## Task to complete
Look for "context" in each line of the records, and copy the lines that have it.

Dataset extract Block Start

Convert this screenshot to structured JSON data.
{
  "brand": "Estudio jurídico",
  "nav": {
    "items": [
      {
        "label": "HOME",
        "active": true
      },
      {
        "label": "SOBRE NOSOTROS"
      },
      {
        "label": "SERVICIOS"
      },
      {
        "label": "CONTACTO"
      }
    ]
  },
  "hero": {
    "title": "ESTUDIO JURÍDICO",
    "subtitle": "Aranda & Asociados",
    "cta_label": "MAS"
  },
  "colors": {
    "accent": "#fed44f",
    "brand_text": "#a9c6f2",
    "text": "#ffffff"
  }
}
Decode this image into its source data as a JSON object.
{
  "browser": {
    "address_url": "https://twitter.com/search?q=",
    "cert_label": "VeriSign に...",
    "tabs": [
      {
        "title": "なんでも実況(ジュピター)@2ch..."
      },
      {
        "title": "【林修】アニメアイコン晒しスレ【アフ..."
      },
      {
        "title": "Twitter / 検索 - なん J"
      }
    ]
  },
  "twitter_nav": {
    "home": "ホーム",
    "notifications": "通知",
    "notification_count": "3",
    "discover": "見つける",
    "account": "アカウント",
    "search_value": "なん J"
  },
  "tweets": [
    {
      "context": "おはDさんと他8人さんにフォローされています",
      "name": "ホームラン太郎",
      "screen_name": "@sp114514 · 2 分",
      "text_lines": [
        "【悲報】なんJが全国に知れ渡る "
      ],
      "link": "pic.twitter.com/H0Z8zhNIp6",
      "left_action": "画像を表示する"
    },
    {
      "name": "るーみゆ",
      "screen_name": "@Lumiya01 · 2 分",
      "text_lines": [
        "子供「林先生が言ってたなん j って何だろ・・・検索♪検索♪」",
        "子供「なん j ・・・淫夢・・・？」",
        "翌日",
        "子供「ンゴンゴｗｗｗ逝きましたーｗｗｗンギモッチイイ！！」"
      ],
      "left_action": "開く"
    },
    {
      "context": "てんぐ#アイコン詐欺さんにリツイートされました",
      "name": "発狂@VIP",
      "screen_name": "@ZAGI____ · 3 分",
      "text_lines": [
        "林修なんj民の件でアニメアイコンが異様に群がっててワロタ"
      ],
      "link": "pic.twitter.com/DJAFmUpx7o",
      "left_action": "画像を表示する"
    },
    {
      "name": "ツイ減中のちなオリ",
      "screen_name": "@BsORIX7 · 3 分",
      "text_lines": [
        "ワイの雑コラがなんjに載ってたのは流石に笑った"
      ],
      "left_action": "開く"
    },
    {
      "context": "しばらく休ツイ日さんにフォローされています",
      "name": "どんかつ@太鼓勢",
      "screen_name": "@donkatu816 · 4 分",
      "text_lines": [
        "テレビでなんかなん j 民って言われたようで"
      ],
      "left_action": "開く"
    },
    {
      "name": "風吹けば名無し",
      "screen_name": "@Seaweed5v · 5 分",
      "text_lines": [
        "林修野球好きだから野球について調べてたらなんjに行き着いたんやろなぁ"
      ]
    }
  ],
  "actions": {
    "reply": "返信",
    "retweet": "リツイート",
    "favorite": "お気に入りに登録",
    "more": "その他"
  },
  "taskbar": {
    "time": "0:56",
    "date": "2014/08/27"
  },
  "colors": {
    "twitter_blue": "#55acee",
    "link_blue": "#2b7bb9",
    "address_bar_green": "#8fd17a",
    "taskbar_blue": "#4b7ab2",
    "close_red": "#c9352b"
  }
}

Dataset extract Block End

## Response to this exercise
      "context": "おはDさんと他8人さんにフォローされています",
      "context": "てんぐ#アイコン詐欺さんにリツイートされました",
      "context": "しばらく休ツイ日さんにフォローされています",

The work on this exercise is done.